* [WORK INSTRUCTION]
What is the number of lines in the data that contain "size"? Respond with nothing else.

*** PROVIDED INFORMATION ***

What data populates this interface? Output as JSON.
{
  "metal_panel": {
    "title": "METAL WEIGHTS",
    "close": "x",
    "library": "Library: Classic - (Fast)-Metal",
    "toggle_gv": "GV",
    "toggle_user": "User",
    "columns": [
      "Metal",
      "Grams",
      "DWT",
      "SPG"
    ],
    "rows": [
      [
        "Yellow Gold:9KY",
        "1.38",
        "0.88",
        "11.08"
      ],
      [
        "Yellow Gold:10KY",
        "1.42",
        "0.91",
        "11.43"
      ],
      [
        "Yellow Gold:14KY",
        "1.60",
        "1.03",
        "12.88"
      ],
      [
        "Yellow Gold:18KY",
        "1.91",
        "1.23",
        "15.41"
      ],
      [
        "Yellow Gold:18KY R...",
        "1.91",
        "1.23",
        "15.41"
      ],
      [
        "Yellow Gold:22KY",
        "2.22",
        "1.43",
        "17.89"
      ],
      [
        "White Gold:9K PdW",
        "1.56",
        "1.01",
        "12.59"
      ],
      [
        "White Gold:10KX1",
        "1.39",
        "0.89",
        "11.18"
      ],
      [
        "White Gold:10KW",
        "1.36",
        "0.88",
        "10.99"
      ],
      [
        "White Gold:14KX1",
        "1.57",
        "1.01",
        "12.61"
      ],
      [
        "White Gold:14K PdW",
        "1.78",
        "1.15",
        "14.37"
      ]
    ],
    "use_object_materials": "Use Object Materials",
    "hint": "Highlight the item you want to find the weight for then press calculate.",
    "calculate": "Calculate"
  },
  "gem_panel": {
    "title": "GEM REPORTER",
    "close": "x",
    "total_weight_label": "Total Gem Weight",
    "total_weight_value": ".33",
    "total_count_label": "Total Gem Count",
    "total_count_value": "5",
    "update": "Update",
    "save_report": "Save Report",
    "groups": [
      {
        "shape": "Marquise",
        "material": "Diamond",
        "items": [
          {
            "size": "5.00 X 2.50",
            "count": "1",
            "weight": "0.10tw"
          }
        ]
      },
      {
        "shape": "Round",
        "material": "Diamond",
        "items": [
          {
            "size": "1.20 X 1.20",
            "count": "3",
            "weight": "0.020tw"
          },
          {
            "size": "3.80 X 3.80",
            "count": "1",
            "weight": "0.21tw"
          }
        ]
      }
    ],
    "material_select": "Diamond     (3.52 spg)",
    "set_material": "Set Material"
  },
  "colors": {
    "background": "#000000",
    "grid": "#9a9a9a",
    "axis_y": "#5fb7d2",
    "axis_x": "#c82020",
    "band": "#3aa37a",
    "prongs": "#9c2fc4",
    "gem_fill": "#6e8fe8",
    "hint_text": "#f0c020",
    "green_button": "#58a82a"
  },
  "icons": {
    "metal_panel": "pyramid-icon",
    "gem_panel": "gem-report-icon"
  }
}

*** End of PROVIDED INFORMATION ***

* [WRITTEN RESPONSE]
3